We don't know whether Dr Hauser did what he's accused of.  But we do feel that if the accusations are true, he should be prevented from gainful employment by any university.  We have to hold the line, strictly, on outright fraud.  It's simply too great a crime against all the rest of us.

But at the same time, we need to realize both the central importance of trust and truthfulness in science, and the range of ways in which truth can be undermined.  Fortunately, most science seems to be at least technically truthful.  But our outrage against outright fraud should be tempered by knowledge of  the many subtle ways in which bias and dissembling, along with honest human error, are part of science, and that must lead us to question even the past work on which all of our present work rests.


Jennifer said...

What will happen if we lose out trust in science? I suppose the same thing that happens when we lose our trust in government or health care... We try to be more self reliant and depend more on our own intuition - for better or for worse. Like the belief my mother-in-law used to follow "don't confuse me with facts, I already have my opinion". This article would just confirm her belief in that. If you can't trust the facts, why bother changing your ideas. Also, the "facts" aren't always facts - depending on where science is at the time.

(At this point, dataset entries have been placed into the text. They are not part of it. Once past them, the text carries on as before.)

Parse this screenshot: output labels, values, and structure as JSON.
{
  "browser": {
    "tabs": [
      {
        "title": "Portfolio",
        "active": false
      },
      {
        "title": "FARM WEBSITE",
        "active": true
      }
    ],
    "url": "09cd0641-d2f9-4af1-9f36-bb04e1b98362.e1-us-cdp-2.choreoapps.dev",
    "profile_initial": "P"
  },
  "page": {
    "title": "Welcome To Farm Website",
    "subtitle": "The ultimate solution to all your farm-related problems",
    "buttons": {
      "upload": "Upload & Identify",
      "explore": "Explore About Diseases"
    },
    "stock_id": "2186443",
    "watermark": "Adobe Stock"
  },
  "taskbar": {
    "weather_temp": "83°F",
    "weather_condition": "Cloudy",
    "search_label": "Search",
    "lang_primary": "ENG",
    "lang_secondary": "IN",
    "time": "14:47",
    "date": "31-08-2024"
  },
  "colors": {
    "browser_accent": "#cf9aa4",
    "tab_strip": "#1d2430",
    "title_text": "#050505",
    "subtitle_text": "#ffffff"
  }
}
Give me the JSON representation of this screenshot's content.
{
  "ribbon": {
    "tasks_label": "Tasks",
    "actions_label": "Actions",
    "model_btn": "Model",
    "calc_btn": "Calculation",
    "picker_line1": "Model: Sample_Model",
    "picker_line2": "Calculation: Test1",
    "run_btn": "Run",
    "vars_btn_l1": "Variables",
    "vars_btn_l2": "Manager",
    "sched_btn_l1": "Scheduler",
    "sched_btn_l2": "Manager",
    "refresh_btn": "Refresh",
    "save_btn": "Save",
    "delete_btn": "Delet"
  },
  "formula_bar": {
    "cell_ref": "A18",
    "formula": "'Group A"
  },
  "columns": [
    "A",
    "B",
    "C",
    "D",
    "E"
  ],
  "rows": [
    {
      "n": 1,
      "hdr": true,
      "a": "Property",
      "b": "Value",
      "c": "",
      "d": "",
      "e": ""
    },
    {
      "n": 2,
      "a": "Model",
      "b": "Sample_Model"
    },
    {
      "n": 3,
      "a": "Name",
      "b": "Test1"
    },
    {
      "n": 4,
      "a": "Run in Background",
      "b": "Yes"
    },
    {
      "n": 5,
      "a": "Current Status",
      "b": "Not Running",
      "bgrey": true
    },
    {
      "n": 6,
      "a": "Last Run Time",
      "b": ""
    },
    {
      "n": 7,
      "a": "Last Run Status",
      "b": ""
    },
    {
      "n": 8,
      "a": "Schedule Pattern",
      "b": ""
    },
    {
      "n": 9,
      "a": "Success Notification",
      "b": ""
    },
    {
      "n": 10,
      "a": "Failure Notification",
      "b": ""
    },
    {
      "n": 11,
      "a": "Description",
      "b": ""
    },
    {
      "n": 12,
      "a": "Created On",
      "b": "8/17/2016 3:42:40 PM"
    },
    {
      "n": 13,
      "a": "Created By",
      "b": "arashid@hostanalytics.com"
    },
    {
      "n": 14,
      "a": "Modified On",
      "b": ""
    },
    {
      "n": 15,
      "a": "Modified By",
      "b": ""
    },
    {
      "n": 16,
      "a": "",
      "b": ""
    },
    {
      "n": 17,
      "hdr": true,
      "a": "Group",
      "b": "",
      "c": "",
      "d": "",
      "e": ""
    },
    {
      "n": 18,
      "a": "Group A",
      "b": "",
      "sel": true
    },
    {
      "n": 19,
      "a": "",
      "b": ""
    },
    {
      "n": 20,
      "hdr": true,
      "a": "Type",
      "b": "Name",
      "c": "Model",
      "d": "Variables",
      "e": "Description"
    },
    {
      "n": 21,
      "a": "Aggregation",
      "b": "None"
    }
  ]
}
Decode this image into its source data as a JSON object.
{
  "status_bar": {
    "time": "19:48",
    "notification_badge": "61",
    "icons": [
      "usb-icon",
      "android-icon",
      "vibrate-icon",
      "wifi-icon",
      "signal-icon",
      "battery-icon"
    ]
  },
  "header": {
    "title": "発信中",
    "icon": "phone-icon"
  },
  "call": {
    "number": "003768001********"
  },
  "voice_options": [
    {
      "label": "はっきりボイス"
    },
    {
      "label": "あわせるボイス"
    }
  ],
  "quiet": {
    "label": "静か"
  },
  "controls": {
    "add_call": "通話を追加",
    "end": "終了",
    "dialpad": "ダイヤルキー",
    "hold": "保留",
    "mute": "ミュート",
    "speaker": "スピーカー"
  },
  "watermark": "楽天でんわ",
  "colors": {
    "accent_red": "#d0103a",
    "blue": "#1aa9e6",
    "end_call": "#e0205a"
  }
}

Texbrit said...

Tell me it ain't so! If I lose my faith in science, what else is left for me to consider as my religion? We found out God was a hypocrite (if not a lier)...and now scientists too?

Ken Weiss said...

We know that science is very successful in many areas, especially in technology where things either work or they don't (whether or not we really understand the reasons).

The non-blatant issues we raise here apply to complex questions where, perhaps especially these days, there are many pressures to 'produce'.

We're not saying that all science is bad, or dishonest. Not at all! But we are saying that we're all only human, we hunger for success, and we see things through those lenses. We're in such a system these days that many scientists are well aware of the truth-shaping that goes on and that they do. But some of it is done unawares, perhaps more so than in the less pressured past, when science was more the playground of the idle wealthy.

One of the first to recognize this kind of thing in a systematic way was Ludwik Fleck in the 1930s who wrote a book about how syphilis was approached and a test for it developed. The later presentation of similar ideas was the famous book by Thomas Kuhn about scientific 'revolutions.'

These works changed the nature of history and philosophy of science, from studies about how we discover the objective facts of nature, to about how our attempts to such discoveries are part of a social fabric that affects what gets done and how it's interpreted.